How asbestos can be harmful to health

PHILADELPHIA (CBS) — The Philadelphia school district says it is making strides on dealing with asbestos, which has forced several schools to close.

Parents, students and teachers remain concerned about potential health hazards in city schools.

Three Philly schools deal with asbestos.

The district announced Monday night that Simon Gratz High School will not reopen Tuesday.

School Building 21 is offering virtual sessions starting Monday and we will hear more about the situation on Tuesday.

The third school, Gratz Middle School, reopened Monday after the school district said it had addressed an asbestos issue.

But school building 21 – remains closed because of asbestos.

On Monday the president of the teachers’ union spoke about the ongoing issue of asbestos in schools.

“We are relentlessly focused on finding real solutions to a crisis that is simply unbearable,” said Jerry Jordan, president of the Philadelphia Federation of Teachers.

Asbestos is an insulation that was used in the construction of older buildings.

“It’s honestly a serious problem in terms of the school system,” said Dr. Arthur Frank from Drexel University.

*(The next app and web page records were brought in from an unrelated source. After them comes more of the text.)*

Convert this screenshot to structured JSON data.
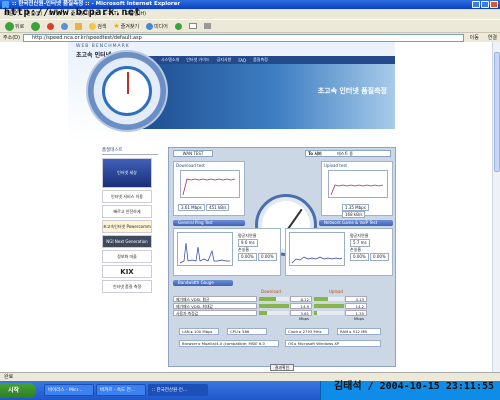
{
  "window": {
    "title": ":: 한국전산원-인터넷 품질측정 :: - Microsoft Internet Explorer",
    "watermark": "http://www.bcpark.net"
  },
  "menu": [
    "파일(F)",
    "편집(E)",
    "보기(V)",
    "즐겨찾기(A)",
    "도구(T)",
    "도움말(H)"
  ],
  "toolbar": {
    "back": "뒤로",
    "search": "검색",
    "favorites": "즐겨찾기",
    "media": "미디어"
  },
  "address": {
    "label": "주소(D)",
    "url": "http://speed.nca.or.kr/speedtest/default.asp",
    "go": "이동",
    "links": "연결"
  },
  "header": {
    "brand": "WEB BENCHMARK",
    "subtitle": "초고속 인터넷 속도테스트",
    "nav": [
      "About",
      "시스템소개",
      "인터넷 가이드",
      "공지사항",
      "FAQ",
      "품질측정"
    ],
    "banner_headline": "초고속 인터넷 품질측정"
  },
  "sidebar": {
    "title": "품질테스트",
    "ads": [
      "인터넷 세상",
      "인터넷 서비스 이용",
      "빠르고 안전하게",
      "초고속인터넷 Powercomm",
      "NGI Next Generation",
      "정보화 마을",
      "KIX",
      "인터넷 품질 측정"
    ]
  },
  "panel": {
    "tab": "WAN TEST",
    "test_value_label": "To 서버",
    "test_value": "테스트 중",
    "download": {
      "title": "Download test",
      "unit": "Mbps",
      "axis": "시간",
      "speed_mbps": "3.61 Mbps",
      "speed_kb": "451 kB/s"
    },
    "upload": {
      "title": "Upload test",
      "unit": "Mbps",
      "axis": "시간",
      "speed_mbps": "1.35 Mbps",
      "speed_kb": "168 kB/s"
    },
    "ping_bar": "General Ping Test",
    "loss_bar": "Network Game & VoIP Test",
    "ping_stats": {
      "avg_label": "평균지연율",
      "avg": "9.6 ms",
      "loss_label": "손실율",
      "loss": "0.00%",
      "extra": "0.00%"
    },
    "game_stats": {
      "avg_label": "평균지연율",
      "avg": "5.7 ms",
      "loss_label": "손실율",
      "loss": "0.00%",
      "extra": "0.00%"
    },
    "bandwidth_bar": "Bandwidth Gauge",
    "download_col": "Download",
    "upload_col": "Upload",
    "rows": [
      {
        "name": "메가패스 VDSL 평균",
        "down": "8.12 Mbps",
        "down_pct": 0.55,
        "up": "4.13 Mbps",
        "up_pct": 0.45
      },
      {
        "name": "메가패스 VDSL 최대값",
        "down": "14.9 Mbps",
        "down_pct": 1.0,
        "up": "14.2 Mbps",
        "up_pct": 1.0
      },
      {
        "name": "사용자 측정값",
        "down": "3.61 Mbps",
        "down_pct": 0.25,
        "up": "1.35 Mbps",
        "up_pct": 0.1
      }
    ],
    "system": {
      "lan": "LAN ▸ 100 Mbps",
      "cpu": "CPU ▸ 586",
      "clock": "Clock ▸ 2793 MHz",
      "ram": "RAM ▸ 512 MB",
      "browser": "Browser ▸ Mozilla/4.0 (compatible; MSIE 6.0",
      "os": "OS ▸ Microsoft Windows XP"
    },
    "result_button": "결과확인"
  },
  "status": {
    "text": "완료"
  },
  "taskbar": {
    "start": "시작",
    "tasks": [
      "바이러스 - Micr...",
      "바까르 - 속도 전...",
      ":: 한국전산원-인..."
    ],
    "stamp": "김태석 / 2004-10-15 23:11:55"
  }
}
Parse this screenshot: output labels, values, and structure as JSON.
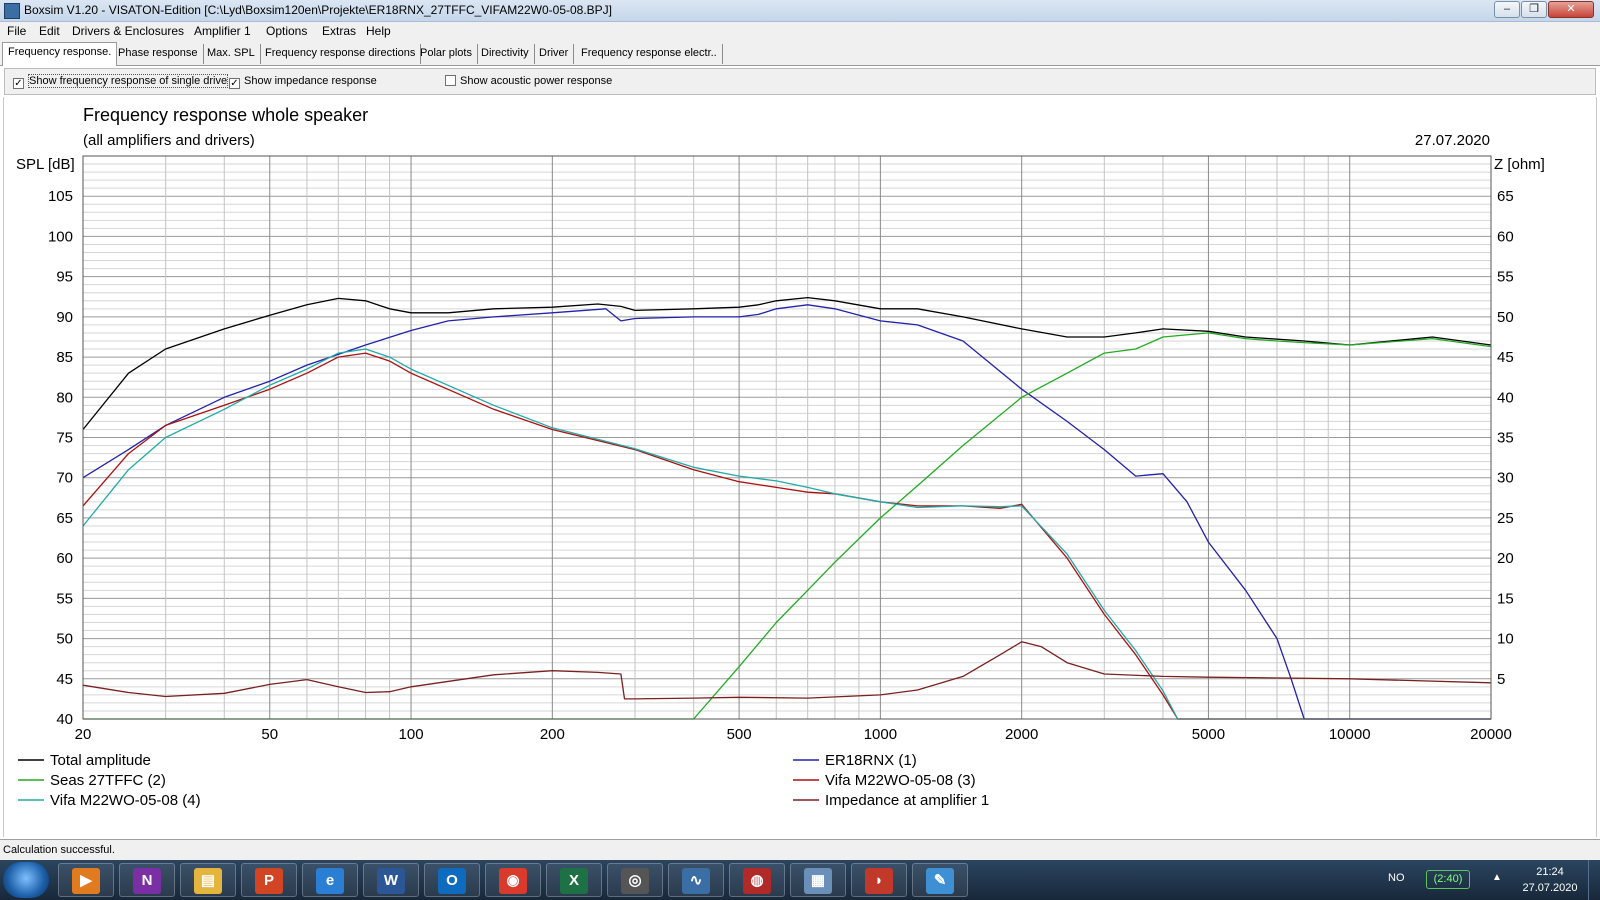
{
  "window": {
    "title": "Boxsim V1.20 - VISATON-Edition [C:\\Lyd\\Boxsim120en\\Projekte\\ER18RNX_27TFFC_VIFAM22W0-05-08.BPJ]",
    "buttons": {
      "minimize": "–",
      "restore": "❐",
      "close": "✕"
    }
  },
  "menu": [
    "File",
    "Edit",
    "Drivers & Enclosures",
    "Amplifier 1",
    "Options",
    "Extras",
    "Help"
  ],
  "tabs": [
    "Frequency response.",
    "Phase response",
    "Max. SPL",
    "Frequency response directions",
    "Polar plots",
    "Directivity",
    "Driver",
    "Frequency response electr.."
  ],
  "options": [
    {
      "label": "Show frequency response of single drive",
      "checked": true
    },
    {
      "label": "Show impedance response",
      "checked": true
    },
    {
      "label": "Show acoustic power response",
      "checked": false
    }
  ],
  "status": "Calculation successful.",
  "tray": {
    "language": "NO",
    "battery": "(2:40)",
    "arrow": "▲",
    "time": "21:24",
    "date": "27.07.2020"
  },
  "taskbar_apps": [
    {
      "name": "media-player",
      "glyph": "▶",
      "color": "#e07b20"
    },
    {
      "name": "onenote",
      "glyph": "N",
      "color": "#7b2fa5"
    },
    {
      "name": "file-explorer",
      "glyph": "▤",
      "color": "#e4b43c"
    },
    {
      "name": "powerpoint",
      "glyph": "P",
      "color": "#d14424"
    },
    {
      "name": "internet-explorer",
      "glyph": "e",
      "color": "#2a7fd4"
    },
    {
      "name": "word",
      "glyph": "W",
      "color": "#2b5797"
    },
    {
      "name": "outlook",
      "glyph": "O",
      "color": "#0f6bbd"
    },
    {
      "name": "chrome",
      "glyph": "◉",
      "color": "#d83b2b"
    },
    {
      "name": "excel",
      "glyph": "X",
      "color": "#1e7145"
    },
    {
      "name": "winisd",
      "glyph": "◎",
      "color": "#555555"
    },
    {
      "name": "boxsim-chart",
      "glyph": "∿",
      "color": "#3a6ea5"
    },
    {
      "name": "boxsim-speaker",
      "glyph": "◍",
      "color": "#b02a2a"
    },
    {
      "name": "calculator",
      "glyph": "▦",
      "color": "#6a8fb8"
    },
    {
      "name": "red-app",
      "glyph": "◗",
      "color": "#c0392b"
    },
    {
      "name": "paint",
      "glyph": "✎",
      "color": "#3f8fd4"
    }
  ],
  "chart_data": {
    "type": "line",
    "title": "Frequency response whole speaker",
    "subtitle": "(all amplifiers and drivers)",
    "date": "27.07.2020",
    "ylabel": "SPL [dB]",
    "y2label": "Z [ohm]",
    "xscale": "log",
    "xlim": [
      20,
      20000
    ],
    "ylim": [
      40,
      110
    ],
    "y2lim": [
      0,
      70
    ],
    "xticks": [
      20,
      50,
      100,
      200,
      500,
      1000,
      2000,
      5000,
      10000,
      20000
    ],
    "yticks": [
      40,
      45,
      50,
      55,
      60,
      65,
      70,
      75,
      80,
      85,
      90,
      95,
      100,
      105
    ],
    "y2ticks": [
      5,
      10,
      15,
      20,
      25,
      30,
      35,
      40,
      45,
      50,
      55,
      60,
      65
    ],
    "grid": true,
    "legend_position": "bottom",
    "series": [
      {
        "name": "Total amplitude",
        "color": "#000000",
        "axis": "left",
        "x": [
          20,
          25,
          30,
          40,
          50,
          60,
          70,
          80,
          90,
          100,
          120,
          150,
          200,
          250,
          280,
          300,
          400,
          500,
          550,
          600,
          700,
          800,
          1000,
          1200,
          1500,
          2000,
          2500,
          3000,
          3500,
          4000,
          5000,
          6000,
          8000,
          10000,
          15000,
          20000
        ],
        "y": [
          76,
          83,
          86,
          88.5,
          90.2,
          91.5,
          92.3,
          92,
          91,
          90.5,
          90.5,
          91,
          91.2,
          91.6,
          91.3,
          90.8,
          91,
          91.2,
          91.5,
          92,
          92.4,
          92,
          91,
          91,
          90,
          88.5,
          87.5,
          87.5,
          88,
          88.5,
          88.2,
          87.5,
          87,
          86.5,
          87.5,
          86.5
        ]
      },
      {
        "name": "ER18RNX (1)",
        "color": "#2222aa",
        "axis": "left",
        "x": [
          20,
          25,
          30,
          40,
          50,
          60,
          80,
          100,
          120,
          150,
          200,
          260,
          280,
          300,
          400,
          500,
          550,
          600,
          700,
          800,
          1000,
          1200,
          1500,
          2000,
          2500,
          3000,
          3500,
          4000,
          4500,
          5000,
          6000,
          7000,
          7500,
          8000,
          9000,
          20000
        ],
        "y": [
          70,
          73.5,
          76.5,
          80,
          82,
          84,
          86.5,
          88.3,
          89.5,
          90,
          90.5,
          91,
          89.5,
          89.8,
          90,
          90,
          90.3,
          91,
          91.5,
          91,
          89.5,
          89,
          87,
          81,
          77,
          73.5,
          70.2,
          70.5,
          67,
          62,
          56,
          50,
          45,
          40,
          40,
          40
        ]
      },
      {
        "name": "Seas 27TFFC (2)",
        "color": "#22aa22",
        "axis": "left",
        "x": [
          20,
          100,
          300,
          400,
          500,
          600,
          700,
          800,
          1000,
          1200,
          1500,
          2000,
          2500,
          3000,
          3500,
          4000,
          5000,
          6000,
          7000,
          8000,
          10000,
          15000,
          20000
        ],
        "y": [
          40,
          40,
          40,
          40,
          46.5,
          52,
          56,
          59.5,
          65,
          69,
          74,
          80,
          83,
          85.5,
          86,
          87.5,
          88,
          87.3,
          87,
          86.8,
          86.5,
          87.3,
          86.3
        ]
      },
      {
        "name": "Vifa M22WO-05-08 (3)",
        "color": "#aa1111",
        "axis": "left",
        "x": [
          20,
          25,
          30,
          40,
          50,
          60,
          70,
          80,
          90,
          100,
          150,
          200,
          300,
          400,
          500,
          600,
          700,
          800,
          1000,
          1200,
          1500,
          1800,
          2000,
          2500,
          3000,
          3500,
          4000,
          4300,
          20000
        ],
        "y": [
          66.5,
          73,
          76.5,
          79,
          81,
          83,
          85,
          85.5,
          84.5,
          83,
          78.5,
          76,
          73.5,
          71,
          69.5,
          68.8,
          68.2,
          68,
          67,
          66.5,
          66.5,
          66.2,
          66.7,
          60,
          53,
          48,
          43,
          40,
          40
        ]
      },
      {
        "name": "Vifa M22WO-05-08 (4)",
        "color": "#22aaaa",
        "axis": "left",
        "x": [
          20,
          25,
          30,
          40,
          50,
          60,
          70,
          80,
          90,
          100,
          150,
          200,
          300,
          400,
          500,
          600,
          700,
          800,
          1000,
          1200,
          1500,
          1800,
          2000,
          2500,
          3000,
          3500,
          4000,
          4300,
          20000
        ],
        "y": [
          64,
          71,
          75,
          78.5,
          81.5,
          83.5,
          85.5,
          86,
          85,
          83.5,
          79,
          76.2,
          73.6,
          71.3,
          70.2,
          69.6,
          68.8,
          68,
          67,
          66.3,
          66.5,
          66.4,
          66.5,
          60.5,
          53.5,
          48.5,
          43.5,
          40,
          40
        ]
      },
      {
        "name": "Impedance at amplifier 1",
        "color": "#7a2020",
        "axis": "right",
        "x": [
          20,
          25,
          30,
          40,
          50,
          60,
          70,
          80,
          90,
          100,
          150,
          200,
          250,
          280,
          285,
          300,
          400,
          500,
          700,
          1000,
          1200,
          1500,
          1800,
          2000,
          2200,
          2500,
          3000,
          4000,
          5000,
          10000,
          20000
        ],
        "y": [
          4.2,
          3.3,
          2.8,
          3.2,
          4.3,
          4.9,
          4,
          3.3,
          3.4,
          4,
          5.5,
          6,
          5.8,
          5.6,
          2.5,
          2.5,
          2.6,
          2.7,
          2.6,
          3,
          3.6,
          5.3,
          8,
          9.6,
          9,
          7,
          5.6,
          5.3,
          5.2,
          5.0,
          4.5
        ]
      }
    ]
  }
}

Frank is an environmental and occupational health practitioner who has researched asbestos for decades.

“Many buildings built in the 20th century before about 197075 are very likely to have asbestos,” Frank said.

Frank said when asbestos is damaged, particles become airborne and if inhaled can cause lung damage and a rare cancer called mesothelioma

“There is no known safe level of exposure to asbestos in terms of causing cancer,” Frank said.

But research shows that even with prolonged exposure, only 2% to 10% of people will develop mesothelioma.

READ :  Mesothelioma lawsuit against Avon ends with jury awarding $52.1 million in damages

It can take 20 to 60 years for symptoms to appear.

“The mere presence of asbestos in a building does not mean it is in a harmful condition,” Frank said.

Frank says while remediation is critical, asbestos can be present in remote locations. It usually only becomes dangerous if it flakes off in heavily used areas.

On Monday, elected officials at City Hall said Philadelphia’s public schools face a number of serious hazards beyond asbestos, including lead and rodents.

Before they find another source of funding for repairs, they want an action plan from the school district.

Stephanie Stahl